We appreciate any questions or feedback about NOMA’s suggested reading lists. Please feel welcome to contact us at firstname.lastname@example.org.

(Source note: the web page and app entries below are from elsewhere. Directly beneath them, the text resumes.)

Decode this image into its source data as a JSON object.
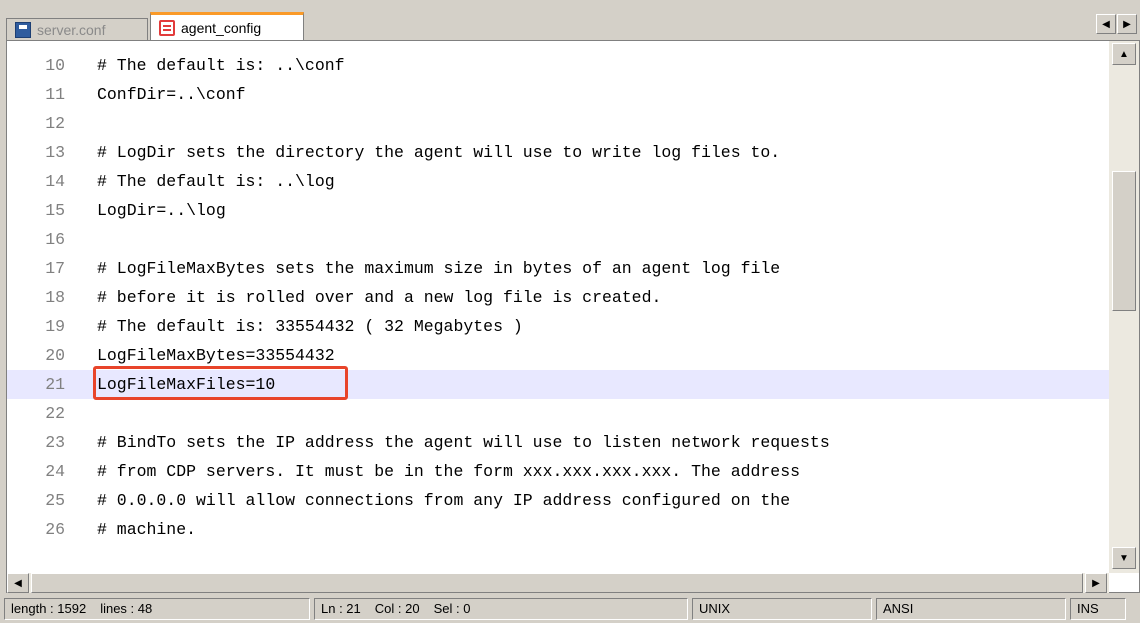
{
  "tabs": [
    {
      "label": "server.conf",
      "icon": "floppy-disk-icon",
      "active": false
    },
    {
      "label": "agent_config",
      "icon": "unsaved-file-icon",
      "active": true
    }
  ],
  "editor": {
    "current_line": 21,
    "highlighted_text": "LogFileMaxFiles=10",
    "lines": [
      {
        "number": "10",
        "text": "# The default is: ..\\conf"
      },
      {
        "number": "11",
        "text": "ConfDir=..\\conf"
      },
      {
        "number": "12",
        "text": ""
      },
      {
        "number": "13",
        "text": "# LogDir sets the directory the agent will use to write log files to."
      },
      {
        "number": "14",
        "text": "# The default is: ..\\log"
      },
      {
        "number": "15",
        "text": "LogDir=..\\log"
      },
      {
        "number": "16",
        "text": ""
      },
      {
        "number": "17",
        "text": "# LogFileMaxBytes sets the maximum size in bytes of an agent log file"
      },
      {
        "number": "18",
        "text": "# before it is rolled over and a new log file is created."
      },
      {
        "number": "19",
        "text": "# The default is: 33554432 ( 32 Megabytes )"
      },
      {
        "number": "20",
        "text": "LogFileMaxBytes=33554432"
      },
      {
        "number": "21",
        "text": "LogFileMaxFiles=10"
      },
      {
        "number": "22",
        "text": ""
      },
      {
        "number": "23",
        "text": "# BindTo sets the IP address the agent will use to listen network requests"
      },
      {
        "number": "24",
        "text": "# from CDP servers. It must be in the form xxx.xxx.xxx.xxx. The address"
      },
      {
        "number": "25",
        "text": "# 0.0.0.0 will allow connections from any IP address configured on the"
      },
      {
        "number": "26",
        "text": "# machine."
      }
    ]
  },
  "statusbar": {
    "length": "length : 1592",
    "lines": "lines : 48",
    "ln": "Ln : 21",
    "col": "Col : 20",
    "sel": "Sel : 0",
    "eol": "UNIX",
    "encoding": "ANSI",
    "mode": "INS"
  },
  "colors": {
    "active_tab_accent": "#fa9a28",
    "current_line_bg": "#e8e8ff",
    "highlight_border": "#e8442a"
  }
}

Education and outreach initiatives at NOMA are supported in part by the Zemurray Foundation; the Lois and Lloyd Hawkins Jr. Foundation; The Helis Foundation; The Gayle and Tom Benson Foundation; The City of New Orleans; IBERIABANK; The Wagner Foundation; Janice Parmelee and Bill Hammack; the Diversifying Art Museum Leadership Initiative, funded by the Walton Family Foundation and the Ford Foundation; Sara and David Kelso; Patrick F. Taylor Foundation; Dr. Scott S. Cowen; The RosaMary Foundation; The Azby Fund; the Louisiana Division of the Arts, Office of Cultural Development, Department of Culture, Recreation & Tourism, in cooperation with the Louisiana State Arts Council and the National Endowment for the Arts, a Federal agency; The Collins C. Diboll Private Foundation; Burkenroad Foundation; Marian Dreux Van Horn Education Endowment; The Andrew W. Mellon Foundation; Ruby K. Worner Trust through the PNC Charitable Trusts Grant Review Committee; The Harry T. Howard III Foundation; New Orleans Jazz & Heritage Festival and Foundation, Inc.; Harvey and Marie Orth; The Bruce J. Heim Foundation; and Mrs. Bennett A. Molter, Jr. This project is supported in part by the National Endowment for the Arts.